Even a U-Turn on planned cuts to the service itself will still leave the NHS under heavy pressure. 

38Degrees has uncovered a series of grisly plans for the NHS over the coming years. Among the highlights: severe cuts to frontline services at the Midland Metropolitan Hospital, including but limited to the closure of its Accident and Emergency department. Elsewhere, one of three hospitals in Leicester, Leicestershire and Rutland are to be shuttered, while there will be cuts to acute services in Suffolk and North East Essex.

These cuts come despite an additional £8bn annual cash injection into the NHS, characterised as the bare minimum needed by Simon Stevens, the head of NHS England.

The cuts are outlined in draft sustainability and transformation plans (STP) that will be approved in October before kicking off a period of wider consultation.

The problem for the NHS is twofold: although its funding remains ringfenced, healthcare inflation means that in reality, the health service requires above-inflation increases to stand still. But the second, bigger problem aren’t cuts to the NHS but to the rest of government spending, particularly local government cuts.

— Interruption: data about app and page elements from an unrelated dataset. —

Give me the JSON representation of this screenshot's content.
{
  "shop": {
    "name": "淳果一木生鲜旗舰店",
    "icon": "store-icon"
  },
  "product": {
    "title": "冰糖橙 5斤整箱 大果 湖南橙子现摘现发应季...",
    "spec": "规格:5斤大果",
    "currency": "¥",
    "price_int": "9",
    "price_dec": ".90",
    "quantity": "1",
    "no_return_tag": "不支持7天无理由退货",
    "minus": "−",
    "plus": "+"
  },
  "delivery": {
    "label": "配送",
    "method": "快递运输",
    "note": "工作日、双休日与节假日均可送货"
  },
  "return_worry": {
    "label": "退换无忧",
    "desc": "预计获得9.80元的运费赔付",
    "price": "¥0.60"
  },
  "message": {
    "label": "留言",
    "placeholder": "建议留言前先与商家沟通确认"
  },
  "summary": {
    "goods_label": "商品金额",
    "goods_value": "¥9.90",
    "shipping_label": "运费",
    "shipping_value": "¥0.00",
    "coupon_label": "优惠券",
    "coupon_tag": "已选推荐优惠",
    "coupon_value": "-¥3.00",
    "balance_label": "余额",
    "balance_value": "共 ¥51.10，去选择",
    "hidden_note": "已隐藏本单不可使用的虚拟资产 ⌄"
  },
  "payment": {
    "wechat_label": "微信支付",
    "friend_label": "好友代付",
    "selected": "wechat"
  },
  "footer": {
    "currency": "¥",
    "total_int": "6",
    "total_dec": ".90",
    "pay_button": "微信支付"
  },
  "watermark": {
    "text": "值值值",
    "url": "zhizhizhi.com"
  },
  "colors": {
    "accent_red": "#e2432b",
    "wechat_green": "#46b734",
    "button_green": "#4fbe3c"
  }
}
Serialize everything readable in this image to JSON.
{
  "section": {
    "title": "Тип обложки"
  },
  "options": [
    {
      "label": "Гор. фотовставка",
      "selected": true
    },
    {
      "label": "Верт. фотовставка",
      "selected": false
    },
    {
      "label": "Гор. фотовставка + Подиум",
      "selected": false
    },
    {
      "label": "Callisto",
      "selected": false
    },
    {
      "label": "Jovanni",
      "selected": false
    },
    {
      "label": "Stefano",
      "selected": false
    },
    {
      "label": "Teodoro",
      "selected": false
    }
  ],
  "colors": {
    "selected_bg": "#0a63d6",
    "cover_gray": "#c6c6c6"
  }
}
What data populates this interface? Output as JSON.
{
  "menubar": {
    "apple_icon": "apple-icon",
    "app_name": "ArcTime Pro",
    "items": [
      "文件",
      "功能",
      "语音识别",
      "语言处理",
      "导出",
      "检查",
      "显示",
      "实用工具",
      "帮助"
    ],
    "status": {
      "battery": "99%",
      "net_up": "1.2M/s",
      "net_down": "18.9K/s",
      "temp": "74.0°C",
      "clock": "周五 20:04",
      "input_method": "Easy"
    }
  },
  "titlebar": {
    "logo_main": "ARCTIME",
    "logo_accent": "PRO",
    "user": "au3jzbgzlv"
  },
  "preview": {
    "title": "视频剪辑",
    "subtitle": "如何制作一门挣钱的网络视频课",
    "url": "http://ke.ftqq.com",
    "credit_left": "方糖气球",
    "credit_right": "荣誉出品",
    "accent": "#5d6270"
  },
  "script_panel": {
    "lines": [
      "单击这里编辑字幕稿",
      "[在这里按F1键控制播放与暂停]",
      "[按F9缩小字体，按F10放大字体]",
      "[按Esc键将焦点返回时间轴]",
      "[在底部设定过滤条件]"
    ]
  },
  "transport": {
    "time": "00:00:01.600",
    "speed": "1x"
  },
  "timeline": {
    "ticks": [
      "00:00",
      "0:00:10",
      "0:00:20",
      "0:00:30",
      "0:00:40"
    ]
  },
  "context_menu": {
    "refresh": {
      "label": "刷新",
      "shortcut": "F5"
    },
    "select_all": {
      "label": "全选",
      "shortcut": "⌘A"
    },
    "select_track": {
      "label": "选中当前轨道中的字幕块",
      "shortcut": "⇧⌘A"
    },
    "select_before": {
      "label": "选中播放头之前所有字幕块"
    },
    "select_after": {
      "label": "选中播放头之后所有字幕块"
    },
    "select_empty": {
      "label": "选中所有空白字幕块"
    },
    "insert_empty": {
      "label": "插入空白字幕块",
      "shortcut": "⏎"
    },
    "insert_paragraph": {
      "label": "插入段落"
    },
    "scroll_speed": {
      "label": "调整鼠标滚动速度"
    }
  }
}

That has seen more pressure on hospital beds as outpatients who require further non-emergency care have nowhere to go, increasing lifestyle problems as cash-strapped councils either close or increase prices at subsidised local authority gyms, build on green space to make the best out of Britain’s booming property market, and cut other corners to manage the growing backlog of devolved cuts.

All of which means even a bigger supply of cash for the NHS than the £8bn promised at the last election – even the bonanza pledged by Vote Leave in the referendum, in fact – will still find itself disappearing down the cracks left by cuts elsewhere. 

Stephen Bush is special correspondent at the New Statesman. He usually writes about politics.